×

GoPro launched a new lineup of action cameras, cloud services and its previously-announced Karma drone Monday. The new cameras come with multi-language voice control, allowing consumers to launch recordings without the need to press any buttons.

GoPro’s new line-up is being led by the Hero 5 Black, a 4K camera with touch screen, video stabilization and three integrated microphones that sells for $399. It is being complemented by the Hero 5 Session, which packs similar features in a smaller package without a touch screen, and sells for $299. Both cameras go on sale on October 2. In addition to those two new models, GoPro is going to continue to sell the existing Hero Session, which doesn’t support 4K or voice control, for $199.

Footage from both cameras will automatically be uploaded to GoPro’s new cloud services, dubbed GoPro Plus, once the camera is connected to a user’s home Wifi network. Users can then access the footage from anywhere, and edit it either with mobile devices or desktop computers.

GoPro Plus will offer consumers storage for 35 hours of 1080p video, and automatically transcode any 4K video uploads to the lower resolution, according to GoPro’s website. Alternatively, consumers will be able to store up to 62,500 photos. There’s no word yet on how much GoPro is going to charge for its subscription plan, or when exactly it is going to be available.

Finally, the company introduced its new Karma drone. The drone, which folds up and comes with its own backpack, will sell for $700 without a camera. Consumers will be able to buy one with a Hero 5 Black for $1099, or $999 with a Hero 5 Session. GoPro originally planned to introduce the drone earlier this year, but eventually ended up postponing the launch. Consumers will be able to buy the new drone starting October 23.

GoPro has had a bit of a rough year. The company first introduced the Hero Session as a smaller complement to its existing line-up last summer.

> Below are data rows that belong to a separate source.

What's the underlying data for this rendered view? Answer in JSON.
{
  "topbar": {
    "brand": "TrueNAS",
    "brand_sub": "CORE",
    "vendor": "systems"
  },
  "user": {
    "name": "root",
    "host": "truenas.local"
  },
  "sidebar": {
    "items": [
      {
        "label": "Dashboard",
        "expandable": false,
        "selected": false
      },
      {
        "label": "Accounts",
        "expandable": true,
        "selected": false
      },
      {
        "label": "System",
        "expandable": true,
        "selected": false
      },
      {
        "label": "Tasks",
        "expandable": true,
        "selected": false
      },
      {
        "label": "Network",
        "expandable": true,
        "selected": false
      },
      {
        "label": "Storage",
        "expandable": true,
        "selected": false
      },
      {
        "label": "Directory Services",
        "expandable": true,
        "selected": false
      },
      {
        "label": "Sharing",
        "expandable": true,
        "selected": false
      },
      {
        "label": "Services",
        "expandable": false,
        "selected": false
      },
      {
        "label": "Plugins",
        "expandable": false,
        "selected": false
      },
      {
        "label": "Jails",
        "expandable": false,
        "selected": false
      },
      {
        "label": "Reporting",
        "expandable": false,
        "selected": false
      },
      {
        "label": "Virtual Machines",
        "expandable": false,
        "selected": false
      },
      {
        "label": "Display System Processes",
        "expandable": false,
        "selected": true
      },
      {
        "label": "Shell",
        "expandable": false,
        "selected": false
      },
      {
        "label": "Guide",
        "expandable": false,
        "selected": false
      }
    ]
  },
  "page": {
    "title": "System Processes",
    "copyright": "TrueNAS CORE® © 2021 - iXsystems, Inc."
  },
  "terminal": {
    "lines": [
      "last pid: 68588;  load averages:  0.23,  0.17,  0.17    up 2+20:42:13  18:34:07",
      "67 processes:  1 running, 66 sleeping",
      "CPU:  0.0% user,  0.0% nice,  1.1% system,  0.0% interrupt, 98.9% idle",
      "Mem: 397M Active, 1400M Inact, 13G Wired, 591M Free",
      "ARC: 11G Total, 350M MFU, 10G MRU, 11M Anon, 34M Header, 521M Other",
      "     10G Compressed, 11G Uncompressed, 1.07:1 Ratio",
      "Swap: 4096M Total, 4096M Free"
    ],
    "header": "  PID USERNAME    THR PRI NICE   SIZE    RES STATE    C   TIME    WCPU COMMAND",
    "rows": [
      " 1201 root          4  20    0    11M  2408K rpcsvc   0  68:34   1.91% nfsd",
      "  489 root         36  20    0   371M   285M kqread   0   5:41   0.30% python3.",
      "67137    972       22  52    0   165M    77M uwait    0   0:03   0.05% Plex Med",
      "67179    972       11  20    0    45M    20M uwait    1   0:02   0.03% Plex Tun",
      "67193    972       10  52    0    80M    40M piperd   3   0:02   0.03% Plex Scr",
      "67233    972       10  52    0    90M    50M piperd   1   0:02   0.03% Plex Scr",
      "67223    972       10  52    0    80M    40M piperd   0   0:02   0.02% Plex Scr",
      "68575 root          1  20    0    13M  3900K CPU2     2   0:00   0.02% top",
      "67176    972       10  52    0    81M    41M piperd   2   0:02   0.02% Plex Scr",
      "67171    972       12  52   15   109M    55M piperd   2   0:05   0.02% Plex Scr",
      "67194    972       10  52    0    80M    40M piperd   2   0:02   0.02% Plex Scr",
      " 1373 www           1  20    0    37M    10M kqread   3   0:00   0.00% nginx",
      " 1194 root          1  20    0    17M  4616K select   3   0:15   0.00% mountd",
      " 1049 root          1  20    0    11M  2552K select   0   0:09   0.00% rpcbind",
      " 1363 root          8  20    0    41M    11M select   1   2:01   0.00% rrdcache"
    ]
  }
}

However, consumers were not biting, forcing GoPro to reduce the price of the camera twice and sending the company’s stock sharply down.

GoPro’s newly-launched cloud services are key to the company’s recovery strategy. Not only will they make it a lot easier to capture, offload and edit footage, but the company is also planning to use the cloud as a repository for high-quality user-generated content, which it wants to license to brands, and eventually make a key component of its media strategy.

In August, GoPro CEO Nick Woodman told Variety that the now-launched cloud services will help to fulfill the promise of GoPro. “This holiday, we will have realized the full vision,” Woodman says. “GoPro 1.0 will finally be deployed.” He added that GoPro also may turn its cloud services into a money-maker down the line. Said Woodman: “Is there an opportunity to provide a fee-based service, subscription service? For sure!”